He stood there amongst his friends quietly. He looked a little darker and stared at us with a patience that spoke of a soul looking from the other side a different doorway than the one that we entered this world. From his black feet to his orange beak, he wasn’t like the other seagulls but somehow he also fit the description. We named him Horatio. We didn’t know it then but in Italian, the name means Timekeeper.
It was our fourth day in Los Angeles and we had already checked out of our Airbnb in the apartment in Playa Del Ray (Beach of the King) and we were “killing time” on the beach before we had to take the rental car back to the airport. We brought a picnic lunch from Trader Joe’s and we sat on a cement bench while a few seagulls gathered to see if they could coax a few tidbits from us.
One of the seagulls made a lot of noise, turning her head upside down and screeching. A few others joined in to see if we were easy marks. We weren’t. Kimmie laughed and said that the gull reminded her of one of her cats back home. Always begging, always hungry, always looking for the next thing.
There was a different gull in the handful that came by. He was a little darker, and even his feet were black, not yellow. His beak was orange, not yellow, and feathers brown, not white. He stayed quietly and when I tossed a piece of cabbage to the crowd he grabbed it and ate it while the loud gull spit it out and complained that it wasn’t the kind of food it was looking for.
His quiet behavior struck at us and he quickly became the favorite. We even named him: Horatio. Then we planted some of our chips in the sand nearby where he had to become bold to come grab them up close when none of the other gulls would risk it. That might have been because he started to chase them off when they got close to our bench on the beach.
It was a strange, lackadaisical approach to the day when each day before our trip had fulfilled some kind of purpose. The trip had been born out of the desire to travel and to bring my good friend to the town she grew up in when she hadn’t visited the place for almost eight years. I didn’t know that my musical travels would bring me back to the same place twice in just as many months. But this trip was different in its meaning. Horatio was the bookend to that, marking the passage of time and space and giving us this odd feeling of familiarity on a beach in the Los Angeles area that neither of us had been before this trip.
Kimmie and I took our time on that last day on the beach, feeling the spray and walking our bare feet into the cold water. Watching as the surfers wiped out on the high surf, the man collected the smooth rocks in the sand, and the balding man spoke to himself in a mirror propped against a palm tree facing away from the ocean.
I watched as Kim stepped into the surf and Horatio joined her as a bird shadow. The wind stirred the red curls of the wig she was wearing that day and I thought, “Fuck cancer.” This was life and we were alive. The trip had reminded us of the fire that we carried within ourselves and I had never seen her more alive than in the days after her diagnosis.
Two days previous she said to me that she had been worried about taking this trip.
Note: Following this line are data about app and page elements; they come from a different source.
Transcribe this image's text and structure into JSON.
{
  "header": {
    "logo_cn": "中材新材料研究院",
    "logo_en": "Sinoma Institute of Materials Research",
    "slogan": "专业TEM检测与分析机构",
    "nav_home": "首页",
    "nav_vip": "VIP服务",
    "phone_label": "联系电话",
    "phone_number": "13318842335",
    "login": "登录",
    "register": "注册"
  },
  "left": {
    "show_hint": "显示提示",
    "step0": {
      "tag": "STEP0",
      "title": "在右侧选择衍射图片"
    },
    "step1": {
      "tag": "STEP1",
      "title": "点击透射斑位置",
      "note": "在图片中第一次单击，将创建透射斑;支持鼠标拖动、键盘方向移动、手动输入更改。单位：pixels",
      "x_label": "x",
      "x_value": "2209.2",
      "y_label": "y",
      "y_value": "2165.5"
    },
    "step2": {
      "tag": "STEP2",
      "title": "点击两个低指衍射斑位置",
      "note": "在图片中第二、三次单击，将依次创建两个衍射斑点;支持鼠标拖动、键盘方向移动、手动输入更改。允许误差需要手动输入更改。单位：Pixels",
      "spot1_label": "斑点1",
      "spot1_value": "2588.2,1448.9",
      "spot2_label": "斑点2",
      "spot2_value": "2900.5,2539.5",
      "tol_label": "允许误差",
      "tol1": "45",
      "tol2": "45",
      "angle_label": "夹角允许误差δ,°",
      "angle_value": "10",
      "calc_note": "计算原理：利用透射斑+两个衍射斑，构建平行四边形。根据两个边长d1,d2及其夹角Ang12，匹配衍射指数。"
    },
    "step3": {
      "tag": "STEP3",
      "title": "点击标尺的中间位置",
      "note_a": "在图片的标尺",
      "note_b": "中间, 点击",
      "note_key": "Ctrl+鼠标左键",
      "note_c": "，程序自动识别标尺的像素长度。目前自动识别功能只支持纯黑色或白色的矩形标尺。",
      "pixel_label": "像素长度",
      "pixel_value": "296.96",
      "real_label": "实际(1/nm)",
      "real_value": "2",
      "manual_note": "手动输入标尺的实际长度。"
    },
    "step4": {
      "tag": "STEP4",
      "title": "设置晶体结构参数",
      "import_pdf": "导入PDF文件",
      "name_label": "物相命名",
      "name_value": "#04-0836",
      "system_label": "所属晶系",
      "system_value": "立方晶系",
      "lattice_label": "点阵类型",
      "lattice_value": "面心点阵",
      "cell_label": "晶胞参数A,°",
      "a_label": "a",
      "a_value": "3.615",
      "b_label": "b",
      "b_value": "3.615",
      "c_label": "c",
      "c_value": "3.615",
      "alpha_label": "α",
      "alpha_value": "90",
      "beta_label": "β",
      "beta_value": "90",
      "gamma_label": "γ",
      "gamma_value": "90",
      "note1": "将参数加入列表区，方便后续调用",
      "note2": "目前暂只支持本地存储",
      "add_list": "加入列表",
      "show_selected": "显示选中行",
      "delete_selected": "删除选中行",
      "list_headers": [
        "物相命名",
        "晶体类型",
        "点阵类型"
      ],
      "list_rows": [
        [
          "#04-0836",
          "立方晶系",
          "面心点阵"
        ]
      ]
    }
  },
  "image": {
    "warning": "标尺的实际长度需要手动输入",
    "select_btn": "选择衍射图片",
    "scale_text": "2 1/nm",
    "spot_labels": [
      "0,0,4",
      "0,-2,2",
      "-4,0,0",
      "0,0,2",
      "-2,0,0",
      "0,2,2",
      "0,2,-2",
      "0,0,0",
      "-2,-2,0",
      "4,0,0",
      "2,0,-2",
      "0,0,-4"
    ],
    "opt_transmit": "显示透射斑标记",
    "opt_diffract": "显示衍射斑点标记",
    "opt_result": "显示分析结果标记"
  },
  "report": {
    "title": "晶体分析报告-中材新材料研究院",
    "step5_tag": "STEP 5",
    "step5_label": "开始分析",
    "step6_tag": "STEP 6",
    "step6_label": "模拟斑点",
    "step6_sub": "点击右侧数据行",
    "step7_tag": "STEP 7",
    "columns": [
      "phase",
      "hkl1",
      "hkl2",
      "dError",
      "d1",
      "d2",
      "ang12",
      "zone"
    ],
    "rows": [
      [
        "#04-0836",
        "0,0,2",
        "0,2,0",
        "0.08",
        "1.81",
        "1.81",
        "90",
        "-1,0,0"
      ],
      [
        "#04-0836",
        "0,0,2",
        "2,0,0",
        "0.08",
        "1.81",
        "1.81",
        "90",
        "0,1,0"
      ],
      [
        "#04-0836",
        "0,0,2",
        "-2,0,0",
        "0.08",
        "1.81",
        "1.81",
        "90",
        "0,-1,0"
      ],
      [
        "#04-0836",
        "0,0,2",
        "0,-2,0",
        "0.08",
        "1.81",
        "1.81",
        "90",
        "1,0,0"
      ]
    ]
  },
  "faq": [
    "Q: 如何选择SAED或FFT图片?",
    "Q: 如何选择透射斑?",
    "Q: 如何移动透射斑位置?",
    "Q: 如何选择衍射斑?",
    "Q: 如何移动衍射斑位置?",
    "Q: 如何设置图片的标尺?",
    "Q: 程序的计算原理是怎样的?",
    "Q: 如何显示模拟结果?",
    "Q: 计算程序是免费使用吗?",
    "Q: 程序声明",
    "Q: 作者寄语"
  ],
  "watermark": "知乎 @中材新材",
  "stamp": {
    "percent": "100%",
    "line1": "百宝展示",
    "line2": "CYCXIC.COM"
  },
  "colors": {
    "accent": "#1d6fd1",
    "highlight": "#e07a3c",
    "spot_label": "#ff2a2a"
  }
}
Taking time away from the clinic and the medications seemed like such a scary thing. She wasn’t sure that it was a break she could take. “I realized that being a patient was taking a break from life,” she told me after we had gone to Zuma beach and sculpted human sized creatures in the sand. “This is life,” Kimmie told me. “This is living.”
With the diagnosis that she had been given, many doctors had told Kim that she didn’t have long. With the help of her mom, she found a doctor that was also an advocate for her health and four months until a death sentence turned into a year and a half with tumors shrinking and calcifying. The very aspect of hope was part of what kept the fire of life burning. She could beat this thing.
Just three days after her last chemo treatment we were laughing in Los Angeles. There was an uncertainty in the air because she still had to schedule another scan to tell her if there were still persistent hitchhikers in her brain. It didn’t matter. With a newly shaved head, an arsenal of lovely wigs, and a skilled hand to draw on eyebrows she was ready to hit the town. Even without those things, she was still radiant. We were living.
So four days later we had visited City Walk in the midst of Chanukah celebrations, explored the Pacific Coast Highway, visited her dad’s old restaurant as well as the legacy he left there, and journeyed through parts of Hollywood and Beverly Hills to understand that there was no road that we had to leave untouched no matter how intimidating. It was good to sit on the beach with our toes in the sand, getting up occasionally to dance with our feet in the surf.
Horatio was there too, keeping time when we might have decided to let it slip past. There was some sort of internal trigger with our impromptu pet and as Kimmie stepped into the surf, he came with her and then decided to fly away to the north. He left us without a sound or a backwards glance; a dark gull figure mysteriously letting go of all attachment.
I think we both wanted to stay on the beach longer but the mist started to come in and it got cold. It was time to make our way to the airport and eventually back to Seattle where life was ready to have us keep on living. There was no use in trying to determine how much time we had left. Keeping time was for the birds. Obviously.